### Material for the task
┏━━
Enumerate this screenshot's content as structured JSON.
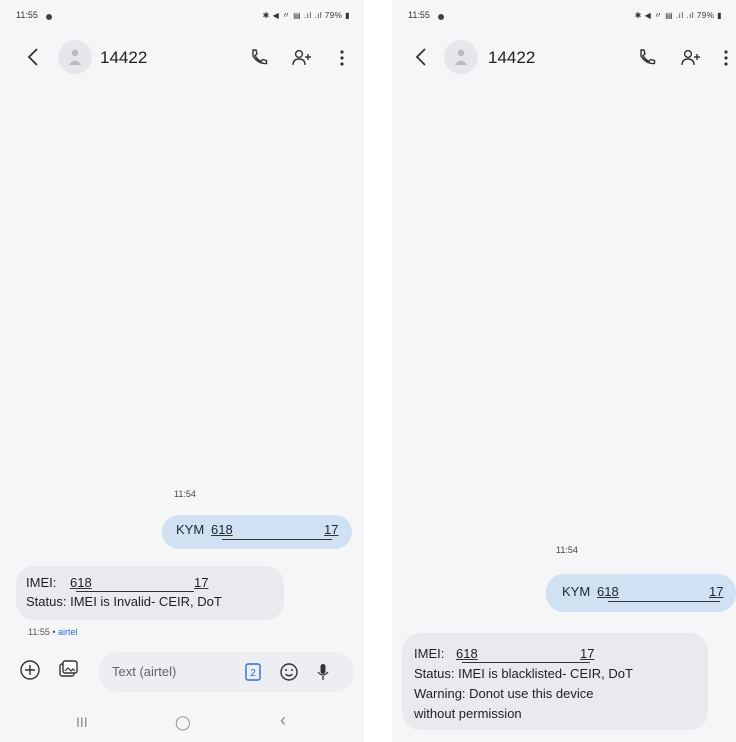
{
  "left": {
    "status_time": "11:55",
    "status_right": "✱ ◀ 〃 ▤ .ıl .ıl 79% ▮",
    "contact": "14422",
    "timestamp": "11:54",
    "sent": {
      "prefix": "KYM",
      "num1": "618",
      "num2": "17"
    },
    "received": {
      "label": "IMEI:",
      "num1": "618",
      "num2": "17",
      "status": "Status: IMEI is Invalid- CEIR, DoT"
    },
    "meta_time": "11:55",
    "meta_sep": " • ",
    "meta_carrier": "airtel",
    "composer_placeholder": "Text (airtel)",
    "nav_recents": "III",
    "nav_home": "◯",
    "nav_back": "‹"
  },
  "right": {
    "status_time": "11:55",
    "status_right": "✱ ◀ 〃 ▤ .ıl .ıl 79% ▮",
    "contact": "14422",
    "timestamp": "11:54",
    "sent": {
      "prefix": "KYM",
      "num1": "618",
      "num2": "17"
    },
    "received": {
      "label": "IMEI:",
      "num1": "618",
      "num2": "17",
      "status": "Status: IMEI is blacklisted- CEIR, DoT",
      "warning1": "Warning: Donot use this device",
      "warning2": "without permission"
    }
  }
}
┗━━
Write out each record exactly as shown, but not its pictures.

Enumerate this screenshot's content as structured JSON.
{
  "left": {
    "status_time": "11:55",
    "status_right": "✱ ◀ 〃 ▤ .ıl .ıl 79% ▮",
    "contact": "14422",
    "timestamp": "11:54",
    "sent": {
      "prefix": "KYM",
      "num1": "618",
      "num2": "17"
    },
    "received": {
      "label": "IMEI:",
      "num1": "618",
      "num2": "17",
      "status": "Status: IMEI is Invalid- CEIR, DoT"
    },
    "meta_time": "11:55",
    "meta_sep": " • ",
    "meta_carrier": "airtel",
    "composer_placeholder": "Text (airtel)",
    "nav_recents": "III",
    "nav_home": "◯",
    "nav_back": "‹"
  },
  "right": {
    "status_time": "11:55",
    "status_right": "✱ ◀ 〃 ▤ .ıl .ıl 79% ▮",
    "contact": "14422",
    "timestamp": "11:54",
    "sent": {
      "prefix": "KYM",
      "num1": "618",
      "num2": "17"
    },
    "received": {
      "label": "IMEI:",
      "num1": "618",
      "num2": "17",
      "status": "Status: IMEI is blacklisted- CEIR, DoT",
      "warning1": "Warning: Donot use this device",
      "warning2": "without permission"
    }
  }
}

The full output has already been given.